#### PROBLEM STATEMENT
For this exercise, report every line of the material that includes "legend".

#### INFORMATION GIVEN
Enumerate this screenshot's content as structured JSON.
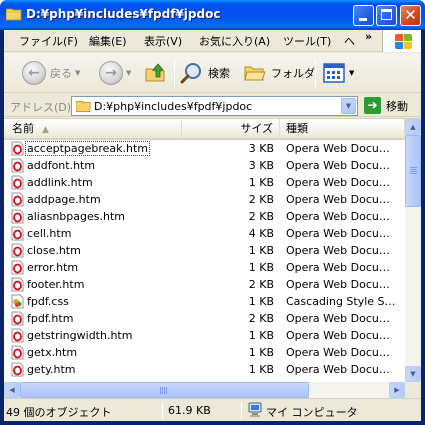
{
  "window": {
    "title": "D:¥php¥includes¥fpdf¥jpdoc"
  },
  "menubar": {
    "items": [
      {
        "label": "ファイル(F)"
      },
      {
        "label": "編集(E)"
      },
      {
        "label": "表示(V)"
      },
      {
        "label": "お気に入り(A)"
      },
      {
        "label": "ツール(T)"
      },
      {
        "label": "ヘ"
      }
    ],
    "overflow_icon": "double-chevron-right-icon"
  },
  "toolbar": {
    "back_label": "戻る",
    "forward_icon": "forward-arrow-icon",
    "up_icon": "folder-up-icon",
    "search_label": "検索",
    "folders_label": "フォルダ",
    "views_icon": "views-icon"
  },
  "addressbar": {
    "label": "アドレス(D)",
    "value": "D:¥php¥includes¥fpdf¥jpdoc",
    "go_label": "移動"
  },
  "listview": {
    "columns": {
      "name": "名前",
      "size": "サイズ",
      "type": "種類"
    },
    "files": [
      {
        "name": "acceptpagebreak.htm",
        "size": "3 KB",
        "type": "Opera Web Docume...",
        "icon": "opera-doc-icon"
      },
      {
        "name": "addfont.htm",
        "size": "3 KB",
        "type": "Opera Web Docume...",
        "icon": "opera-doc-icon"
      },
      {
        "name": "addlink.htm",
        "size": "1 KB",
        "type": "Opera Web Docume...",
        "icon": "opera-doc-icon"
      },
      {
        "name": "addpage.htm",
        "size": "2 KB",
        "type": "Opera Web Docume...",
        "icon": "opera-doc-icon"
      },
      {
        "name": "aliasnbpages.htm",
        "size": "2 KB",
        "type": "Opera Web Docume...",
        "icon": "opera-doc-icon"
      },
      {
        "name": "cell.htm",
        "size": "4 KB",
        "type": "Opera Web Docume...",
        "icon": "opera-doc-icon"
      },
      {
        "name": "close.htm",
        "size": "1 KB",
        "type": "Opera Web Docume...",
        "icon": "opera-doc-icon"
      },
      {
        "name": "error.htm",
        "size": "1 KB",
        "type": "Opera Web Docume...",
        "icon": "opera-doc-icon"
      },
      {
        "name": "footer.htm",
        "size": "2 KB",
        "type": "Opera Web Docume...",
        "icon": "opera-doc-icon"
      },
      {
        "name": "fpdf.css",
        "size": "1 KB",
        "type": "Cascading Style Sh...",
        "icon": "css-file-icon"
      },
      {
        "name": "fpdf.htm",
        "size": "2 KB",
        "type": "Opera Web Docume...",
        "icon": "opera-doc-icon"
      },
      {
        "name": "getstringwidth.htm",
        "size": "1 KB",
        "type": "Opera Web Docume...",
        "icon": "opera-doc-icon"
      },
      {
        "name": "getx.htm",
        "size": "1 KB",
        "type": "Opera Web Docume...",
        "icon": "opera-doc-icon"
      },
      {
        "name": "gety.htm",
        "size": "1 KB",
        "type": "Opera Web Docume...",
        "icon": "opera-doc-icon"
      }
    ]
  },
  "statusbar": {
    "objects": "49 個のオブジェクト",
    "total_size": "61.9 KB",
    "location": "マイ コンピュータ"
  },
  "colors": {
    "title_blue": "#0053ee",
    "client_bg": "#ece9d8",
    "close_red": "#d4491f",
    "go_green": "#2d9a34"
  }
}
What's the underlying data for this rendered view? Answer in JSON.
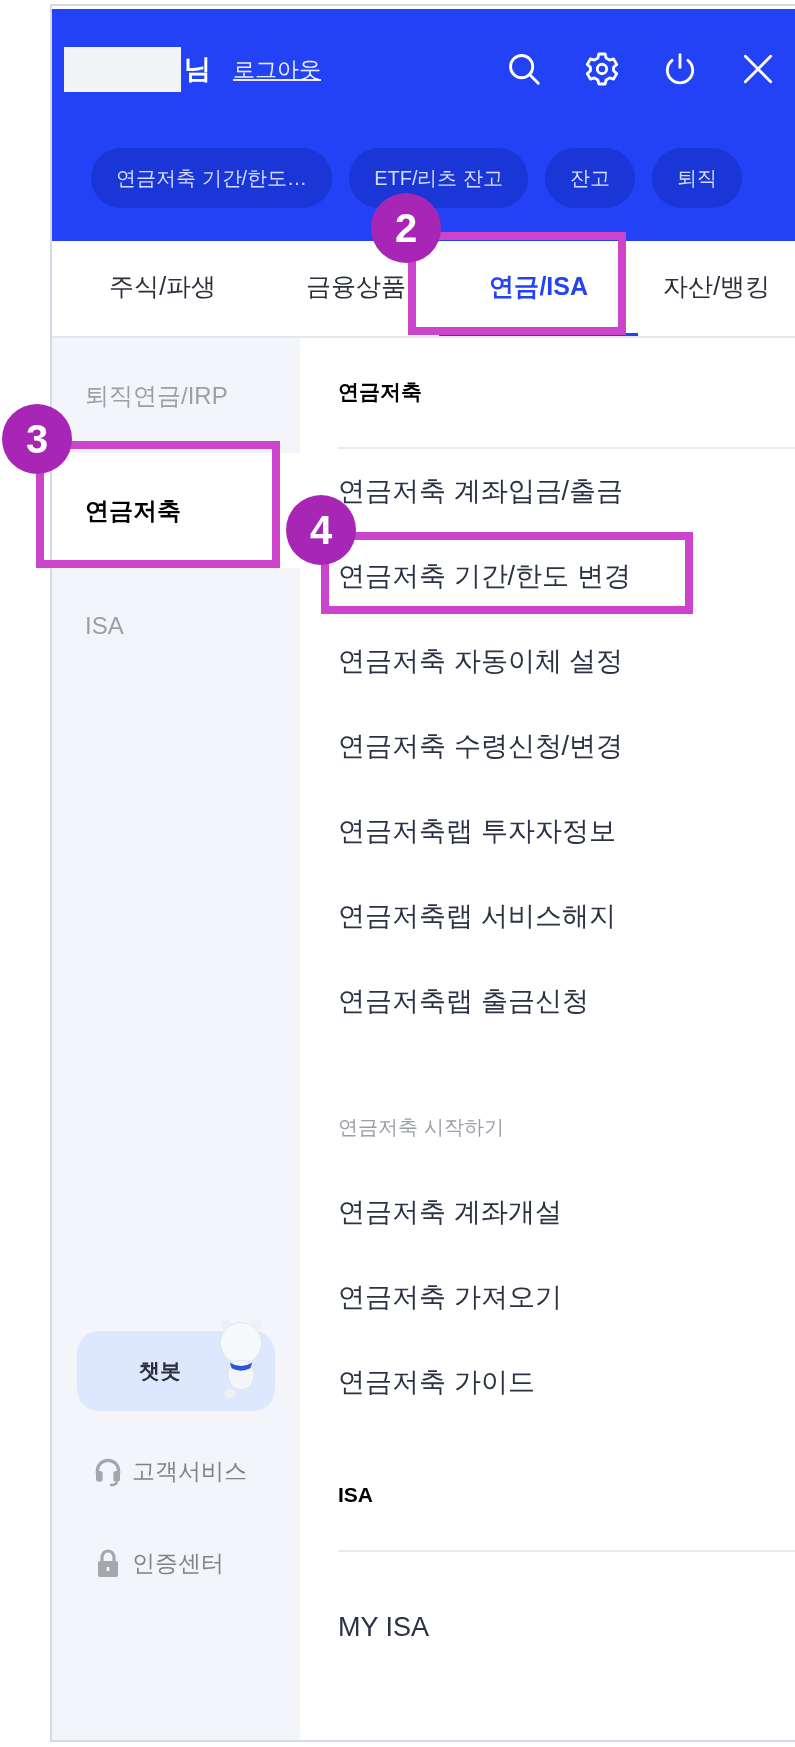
{
  "header": {
    "name_suffix": "님",
    "logout_link": "로그아웃"
  },
  "shortcut_chips": [
    "연금저축 기간/한도…",
    "ETF/리츠 잔고",
    "잔고",
    "퇴직"
  ],
  "tabs": [
    {
      "label": "주식/파생",
      "selected": false
    },
    {
      "label": "금융상품",
      "selected": false
    },
    {
      "label": "연금/ISA",
      "selected": true
    },
    {
      "label": "자산/뱅킹",
      "selected": false
    }
  ],
  "sidebar": {
    "items": [
      {
        "label": "퇴직연금/IRP",
        "selected": false
      },
      {
        "label": "연금저축",
        "selected": true
      },
      {
        "label": "ISA",
        "selected": false
      }
    ],
    "chatbot_button": "챗봇",
    "links": [
      {
        "kind": "support",
        "label": "고객서비스"
      },
      {
        "kind": "certificate",
        "label": "인증센터"
      }
    ]
  },
  "menu": {
    "sections": [
      {
        "kind": "heading",
        "title": "연금저축",
        "items": [
          "연금저축 계좌입금/출금",
          "연금저축 기간/한도 변경",
          "연금저축 자동이체 설정",
          "연금저축 수령신청/변경",
          "연금저축랩 투자자정보",
          "연금저축랩 서비스해지",
          "연금저축랩 출금신청"
        ]
      },
      {
        "kind": "subheading",
        "title": "연금저축 시작하기",
        "items": [
          "연금저축 계좌개설",
          "연금저축 가져오기",
          "연금저축 가이드"
        ]
      },
      {
        "kind": "heading",
        "title": "ISA",
        "items": [
          "MY ISA"
        ]
      }
    ]
  },
  "annotations": [
    {
      "number": "2",
      "kind": "tab"
    },
    {
      "number": "3",
      "kind": "sidebar"
    },
    {
      "number": "4",
      "kind": "menu"
    }
  ]
}
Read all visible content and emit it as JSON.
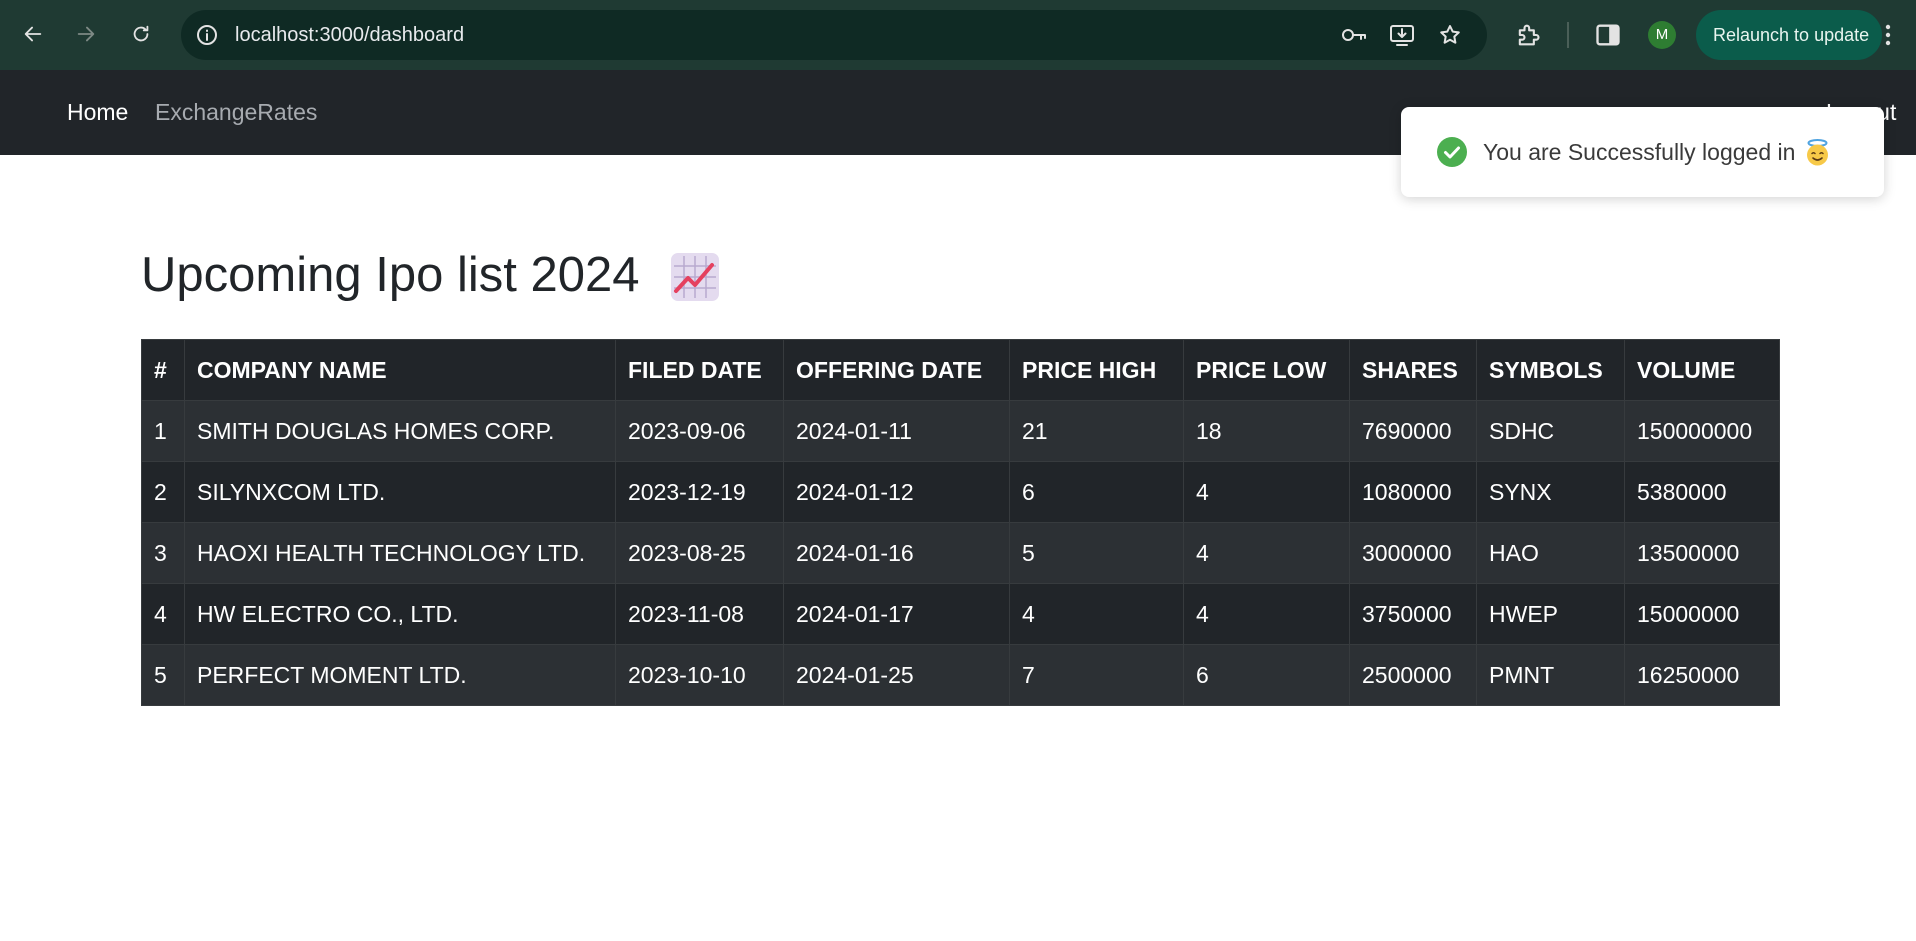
{
  "browser": {
    "url": "localhost:3000/dashboard",
    "relaunch_label": "Relaunch to update",
    "profile_initial": "M"
  },
  "navbar": {
    "home_label": "Home",
    "exchange_label": "ExchangeRates",
    "logout_label": "Logout"
  },
  "toast": {
    "message": "You are Successfully logged in",
    "status_color": "#4caf50",
    "icon": "check-circle-icon"
  },
  "page": {
    "title": "Upcoming Ipo list 2024"
  },
  "table": {
    "headers": [
      "#",
      "COMPANY NAME",
      "FILED DATE",
      "OFFERING DATE",
      "PRICE HIGH",
      "PRICE LOW",
      "SHARES",
      "SYMBOLS",
      "VOLUME"
    ],
    "rows": [
      [
        "1",
        "SMITH DOUGLAS HOMES CORP.",
        "2023-09-06",
        "2024-01-11",
        "21",
        "18",
        "7690000",
        "SDHC",
        "150000000"
      ],
      [
        "2",
        "SILYNXCOM LTD.",
        "2023-12-19",
        "2024-01-12",
        "6",
        "4",
        "1080000",
        "SYNX",
        "5380000"
      ],
      [
        "3",
        "HAOXI HEALTH TECHNOLOGY LTD.",
        "2023-08-25",
        "2024-01-16",
        "5",
        "4",
        "3000000",
        "HAO",
        "13500000"
      ],
      [
        "4",
        "HW ELECTRO CO., LTD.",
        "2023-11-08",
        "2024-01-17",
        "4",
        "4",
        "3750000",
        "HWEP",
        "15000000"
      ],
      [
        "5",
        "PERFECT MOMENT LTD.",
        "2023-10-10",
        "2024-01-25",
        "7",
        "6",
        "2500000",
        "PMNT",
        "16250000"
      ]
    ]
  },
  "colors": {
    "chrome_bg": "#1f3a33",
    "navbar_bg": "#212529",
    "table_dark": "#212529",
    "table_stripe": "#2c3034"
  }
}
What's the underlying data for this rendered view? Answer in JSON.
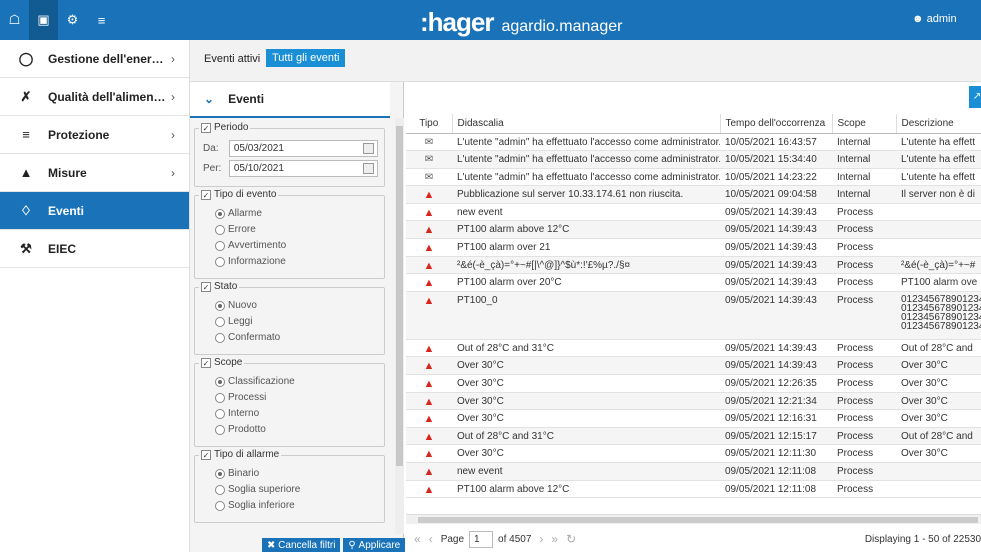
{
  "topbar": {
    "icons": [
      "home-icon",
      "laptop-icon",
      "settings-icon",
      "sliders-icon"
    ],
    "brand": ":hager",
    "product": "agardio.manager",
    "user": "admin"
  },
  "nav": {
    "items": [
      {
        "label": "Gestione dell'ener…",
        "icon": "bulb-icon",
        "chevron": "›"
      },
      {
        "label": "Qualità dell'alimen…",
        "icon": "wrench-icon",
        "chevron": "›"
      },
      {
        "label": "Protezione",
        "icon": "sliders-icon",
        "chevron": "›"
      },
      {
        "label": "Misure",
        "icon": "chart-icon",
        "chevron": "›"
      },
      {
        "label": "Eventi",
        "icon": "bell-icon",
        "chevron": ""
      },
      {
        "label": "EIEC",
        "icon": "network-icon",
        "chevron": ""
      }
    ]
  },
  "subbar": {
    "tab_active": "Eventi attivi",
    "tab_all": "Tutti gli eventi"
  },
  "filters": {
    "header": "Eventi",
    "periodo": {
      "legend": "Periodo",
      "da_label": "Da:",
      "da_value": "05/03/2021",
      "per_label": "Per:",
      "per_value": "05/10/2021"
    },
    "tipo_evento": {
      "legend": "Tipo di evento",
      "options": [
        "Allarme",
        "Errore",
        "Avvertimento",
        "Informazione"
      ]
    },
    "stato": {
      "legend": "Stato",
      "options": [
        "Nuovo",
        "Leggi",
        "Confermato"
      ]
    },
    "scope": {
      "legend": "Scope",
      "options": [
        "Classificazione",
        "Processi",
        "Interno",
        "Prodotto"
      ]
    },
    "tipo_allarme": {
      "legend": "Tipo di allarme",
      "options": [
        "Binario",
        "Soglia superiore",
        "Soglia inferiore"
      ]
    },
    "cancel_label": "Cancella filtri",
    "apply_label": "Applicare"
  },
  "table": {
    "columns": [
      "Tipo",
      "Didascalia",
      "Tempo dell'occorrenza",
      "Scope",
      "Descrizione"
    ],
    "rows": [
      {
        "type": "mail",
        "caption": "L'utente \"admin\" ha effettuato l'accesso come administrator.",
        "time": "10/05/2021 16:43:57",
        "scope": "Internal",
        "desc": "L'utente ha effett"
      },
      {
        "type": "mail",
        "caption": "L'utente \"admin\" ha effettuato l'accesso come administrator.",
        "time": "10/05/2021 15:34:40",
        "scope": "Internal",
        "desc": "L'utente ha effett"
      },
      {
        "type": "mail",
        "caption": "L'utente \"admin\" ha effettuato l'accesso come administrator.",
        "time": "10/05/2021 14:23:22",
        "scope": "Internal",
        "desc": "L'utente ha effett"
      },
      {
        "type": "warn",
        "caption": "Pubblicazione sul server 10.33.174.61 non riuscita.",
        "time": "10/05/2021 09:04:58",
        "scope": "Internal",
        "desc": "Il server non è di"
      },
      {
        "type": "warn",
        "caption": "new event",
        "time": "09/05/2021 14:39:43",
        "scope": "Process",
        "desc": ""
      },
      {
        "type": "warn",
        "caption": "PT100 alarm above 12°C",
        "time": "09/05/2021 14:39:43",
        "scope": "Process",
        "desc": ""
      },
      {
        "type": "warn",
        "caption": "PT100 alarm over 21",
        "time": "09/05/2021 14:39:43",
        "scope": "Process",
        "desc": ""
      },
      {
        "type": "warn",
        "caption": "²&é(-è_çà)=°+~#[|\\^@]}^$ù*:!'£%µ?./§¤",
        "time": "09/05/2021 14:39:43",
        "scope": "Process",
        "desc": "²&é(-è_çà)=°+~#"
      },
      {
        "type": "warn",
        "caption": "PT100 alarm over 20°C",
        "time": "09/05/2021 14:39:43",
        "scope": "Process",
        "desc": "PT100 alarm ove"
      },
      {
        "type": "warn",
        "caption": "PT100_0",
        "time": "09/05/2021 14:39:43",
        "scope": "Process",
        "desc": "012345678901234567890123\n012345678901234567890123\n012345678901234567890123\n012345678901234567890123",
        "tall": true
      },
      {
        "type": "warn",
        "caption": "Out of 28°C and 31°C",
        "time": "09/05/2021 14:39:43",
        "scope": "Process",
        "desc": "Out of 28°C and"
      },
      {
        "type": "warn",
        "caption": "Over 30°C",
        "time": "09/05/2021 14:39:43",
        "scope": "Process",
        "desc": "Over 30°C"
      },
      {
        "type": "warn",
        "caption": "Over 30°C",
        "time": "09/05/2021 12:26:35",
        "scope": "Process",
        "desc": "Over 30°C"
      },
      {
        "type": "warn",
        "caption": "Over 30°C",
        "time": "09/05/2021 12:21:34",
        "scope": "Process",
        "desc": "Over 30°C"
      },
      {
        "type": "warn",
        "caption": "Over 30°C",
        "time": "09/05/2021 12:16:31",
        "scope": "Process",
        "desc": "Over 30°C"
      },
      {
        "type": "warn",
        "caption": "Out of 28°C and 31°C",
        "time": "09/05/2021 12:15:17",
        "scope": "Process",
        "desc": "Out of 28°C and"
      },
      {
        "type": "warn",
        "caption": "Over 30°C",
        "time": "09/05/2021 12:11:30",
        "scope": "Process",
        "desc": "Over 30°C"
      },
      {
        "type": "warn",
        "caption": "new event",
        "time": "09/05/2021 12:11:08",
        "scope": "Process",
        "desc": ""
      },
      {
        "type": "warn",
        "caption": "PT100 alarm above 12°C",
        "time": "09/05/2021 12:11:08",
        "scope": "Process",
        "desc": ""
      }
    ]
  },
  "pager": {
    "page_label": "Page",
    "page_value": "1",
    "of_label": "of 4507",
    "display": "Displaying 1 - 50 of 22530"
  },
  "colors": {
    "primary": "#1a73b8",
    "accent": "#1a8fd6",
    "alarm": "#d9261c"
  }
}
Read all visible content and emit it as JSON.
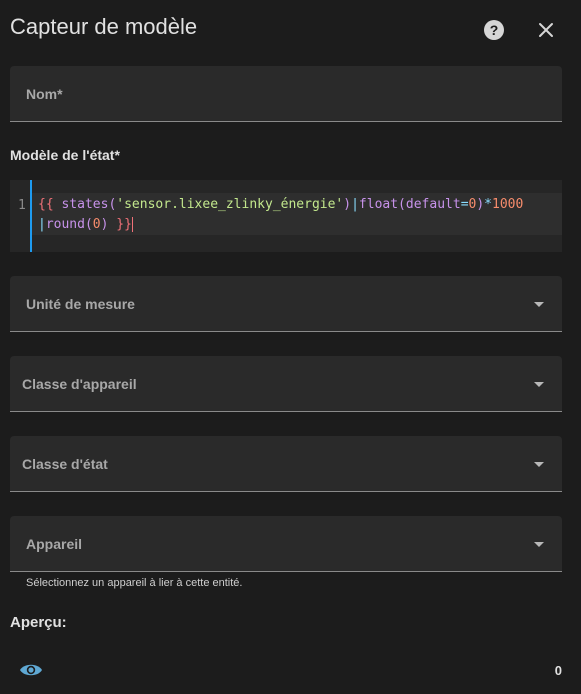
{
  "dialog": {
    "title": "Capteur de modèle",
    "help_icon": "help-circle-icon",
    "close_icon": "close-icon"
  },
  "name_field": {
    "label": "Nom*",
    "value": ""
  },
  "state_template": {
    "label": "Modèle de l'état*",
    "line_number": "1",
    "tokens_line1": [
      "{{",
      " states(",
      "'sensor.lixee_zlinky_énergie'",
      ")",
      "|",
      "float(",
      "default",
      "=",
      "0",
      ")",
      "*",
      "1000"
    ],
    "tokens_line2": [
      "|",
      "round(",
      "0",
      ") ",
      "}}"
    ]
  },
  "unit_field": {
    "label": "Unité de mesure",
    "value": ""
  },
  "device_class_field": {
    "label": "Classe d'appareil",
    "value": ""
  },
  "state_class_field": {
    "label": "Classe d'état",
    "value": ""
  },
  "device_field": {
    "label": "Appareil",
    "value": "",
    "helper": "Sélectionnez un appareil à lier à cette entité."
  },
  "preview": {
    "label": "Aperçu:",
    "icon": "eye-icon",
    "value": "0"
  },
  "colors": {
    "accent": "#1e9bf0",
    "background": "#1c1c1c",
    "field": "#2a2a2a"
  }
}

#### RESPONSE TO THIS TASK
      "legend": "Periodo",
      "legend": "Tipo di evento",
      "legend": "Stato",
      "legend": "Scope",
      "legend": "Tipo di allarme",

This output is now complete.